By Visitors to Alaska often come with a vision of seeing our national bird, the Bald Eagle, soaring across snow covered mountainsides and diving into icy waters to snag fish. Those of us who live on the Kenai Peninsula become jaded by the fact that we are home to hundreds of breeding and wintering eagles, but for the rest of the nation it is a special treat.
The contiguous U.S. population got as low as 487 breeding pairs in 1963. With our plethora of eagles, what the public doesn’t see is all of the work that land managers, private industry, and private property owners do to ensure that the vision of soaring Bald Eagles remains possible for future generations. Bald Eagles are protected by both the Bald Eagle Protection Act of 1940 and the Migratory Bird Treaty Act of 1918. While most people know that killing Bald Eagles will likely land you in jail and stick you with stiff fines, few people know how the presence of nesting Bald Eagles on their property also carries some added responsibilities.
In short, the eggs, nests, and nestlings of Bald Eagles are protected and we are all required to ensure our activities do not cause nest failure. The U.S. Fish and Wildlife Service in Alaska has produced a set of recommendations to help identify how close is too close for certain activities. In the 330-foot primary zone around the nest, major activities like land clearing, development of commercial or residential buildings, timber harvest, surface mining, road construction and power line erection should be delayed until the chicks fledge. There are some activities that require an even larger buffer around an active nest. There are many examples where nesting eagles have become tolerant to these types of activities but, under most circumstances, following these guidelines will greatly reduce the chances of causing the loss of a nest. Nesting in Alaska generally occurs from late April through mid-August so consider this if you are planning construction activity near a nest.
Recently, the Kenai National Wildlife Refuge went through this planning process with an eagle nest near the site for our new visitor center. This eagle nest had been active 4 out of the last 15 years so we recognized that the nest might be active again when construction for the visitor center started this spring. Sure enough, just after construction timelines were set and the ground clearing prep work began, two eagles set up shop on the nest.

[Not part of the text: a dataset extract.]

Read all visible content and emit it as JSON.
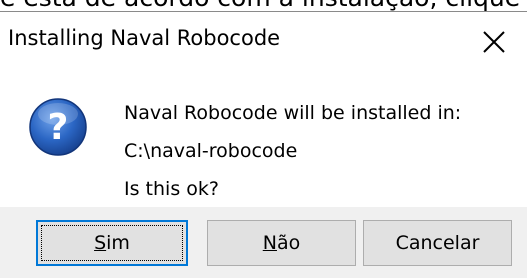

These eagles were not banded so there is no way of knowing if it is the same pair seen in previous years, but ultimately it didn’t matter. Construction activities were put on hold until the eagles completed their nesting cycle. While a lot of people were disappointed at the delay, our visitor services staff decided to make lemonade out of lemons. They developed new hikes that incorporated good views of the nest through a spotting scope and added new educational material to take advantage of this unique opportunity. We watched as the female diligently sat on the eggs for the 35-day incubation period through an unusually cold spring.
On May 31, we noticed the pair on the nest looking down at their feet. After the male left, the female tried to settle down into the nest in her usual incubating position, but she was constantly adjusting and peering into the nest. We can only assume the adults were reacting to eggs hatching. It was very exciting and right on track with the predicted June 1st hatch date.
A few days late4r on June 6, someone noticed there were no eagles at the nest. This was a little disconcerting as experienced eagles would never leave week old chicks unattended. The next morning, one of our pilots reported the nest empty as he flew over en route to doing a swan survey.
There were some indications that this was a relatively inexperienced pair. They did very little prep work on the nest before laying eggs. Experienced birds have a certain way they like the nest and usually spend time relining it with grass and beefing up weak spots. Experienced eagles are also very intolerant of other eagles near the nest, yet this pair allowed an immature eagle to hang out within 40 yards of the nest for hours on several occasions. We will never know the cause of the nest failure, but it is not uncommon for younger birds to lose their nest to ravens. We even speculated that this year’s mosquito hatch just drove them crazy and they decided to abort until next year.
Nest failure in early attempts is common for young birds and we can only hope they learned from the experience as we did. Visitors were able to have a rare glimpse into the nesting process and we were all able to appreciate the difficulties eagles face in pulling off a successful brood. As ground preparations resume for construction of our new visitor center, we hope that a pair will again select this nest site next year and we can view it from our new building.
We have retooled our guided hikes to focus on other amazing things happening in the environment around the Visitor Center. There are also weekly fitness hikes starting at the Headquarters Building, Discovery Hikes in the Skilak Loop Rd area, PEEPs Preschool Programs, and events like Wild Flower Fun Day and Wild Berry Fun Day. Call the Refuge 262-7021, stop by our Visitor Center on Ski Hill Road, or check us out of Facebook to see the schedule for the summer’s activities.
Todd Eskelin is a Biological Technician at the Kenai National Wildlife Refuge. He specializes in birds and has conducted research on songbirds in many areas of the state. You can find more information about the Refuge at http://www.facebook.com/kenainationalwildliferefuge.